Jarrard said there are operators in A1 and Ag-Res districts that believe “they might be grandfathered in” and that the board has not addressed those situations.

“I believe the better play [right now] is to simply make it absolutely clear that the [short-term rental] permitting mechanism only has applicability to those that have … received a [conditional-use permit] for [short-term rental] activity and are in [agricultural] and [agricultural residential districts],” Jarrard said.

Mills asked if individuals operating and advertising their short-term rental facilities without having received a permit is illegal. Jarrard said that would be considered “impermissible.”

The purpose of the short-term rental ordinance is to “establish standards …, minimize adverse effects of … uses on surrounding residential neighborhoods and preserve the character of neighborhoods.”
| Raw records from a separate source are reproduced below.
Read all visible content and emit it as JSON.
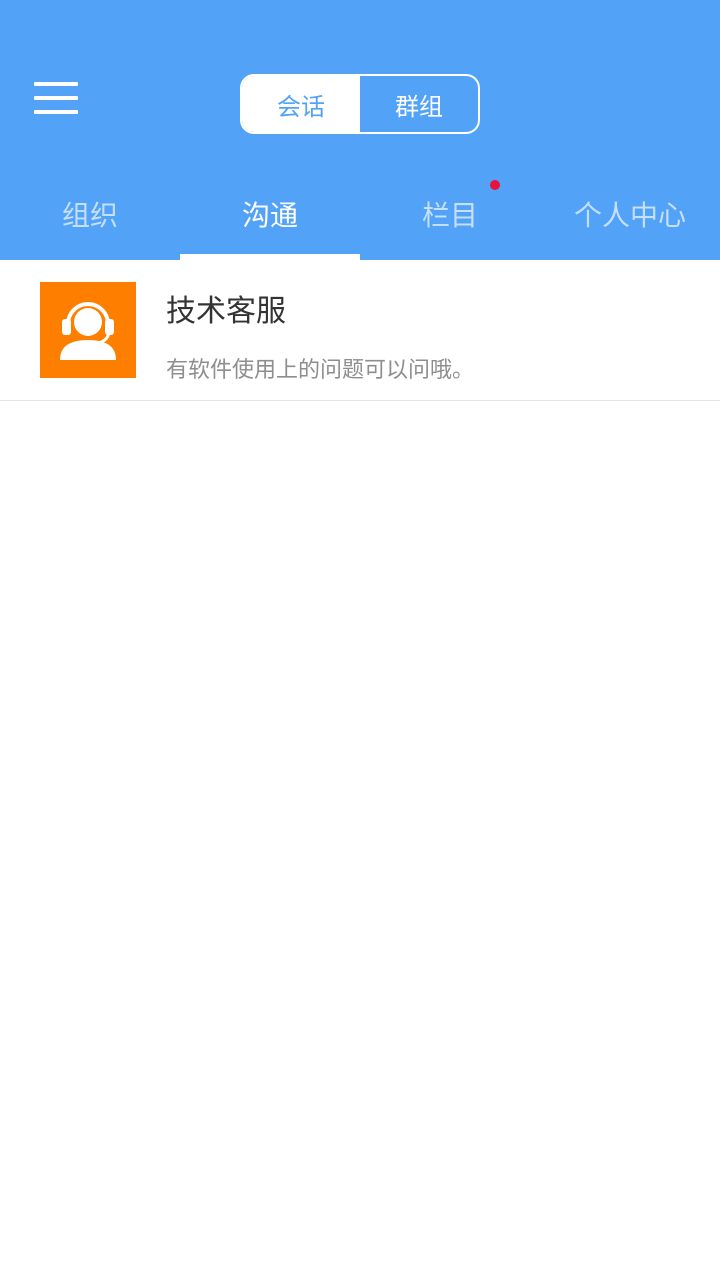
{
  "header": {
    "segment": {
      "options": [
        "会话",
        "群组"
      ],
      "selected": "会话"
    },
    "tabs": [
      {
        "label": "组织",
        "active": false,
        "badge": false
      },
      {
        "label": "沟通",
        "active": true,
        "badge": false
      },
      {
        "label": "栏目",
        "active": false,
        "badge": true
      },
      {
        "label": "个人中心",
        "active": false,
        "badge": false
      }
    ]
  },
  "conversations": [
    {
      "title": "技术客服",
      "subtitle": "有软件使用上的问题可以问哦。",
      "avatar_icon": "headset-user-icon"
    }
  ],
  "colors": {
    "header_bg": "#52a2f8",
    "badge": "#e8123a",
    "avatar_bg": "#fe7f00"
  }
}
The ordinance does not regulate hotels, motels, inns or any other non-vacation type of rental agreements.

Stormwater management

Commissioners held the first of two public hearings for proposed modifications to the county’s stormwater management code to ensure compliance with the Georgia Environmental Protection Division’s model ordinance.

Renee Hoge from the county’s department of engineering presented the item, explaining that the recent updates to the Municipal Separate Storm Sewer System permit have resulted in the need to update existing regulations.

Regulations needing an update include the need to “retain the first … inch of rainfall on the site to the maximum extent predictable and develop a practicability policy” and the application “of stormwater management standards to linear transportation projects (roads) and develop a feasibility program.”

District 3 Commissioner Todd Levent said that to help HOAs that take over their neighborhoods’ storm watermanagement from developers, the county’s website has the ordinance, addendums and other information published online at under the Department of Engineering tab.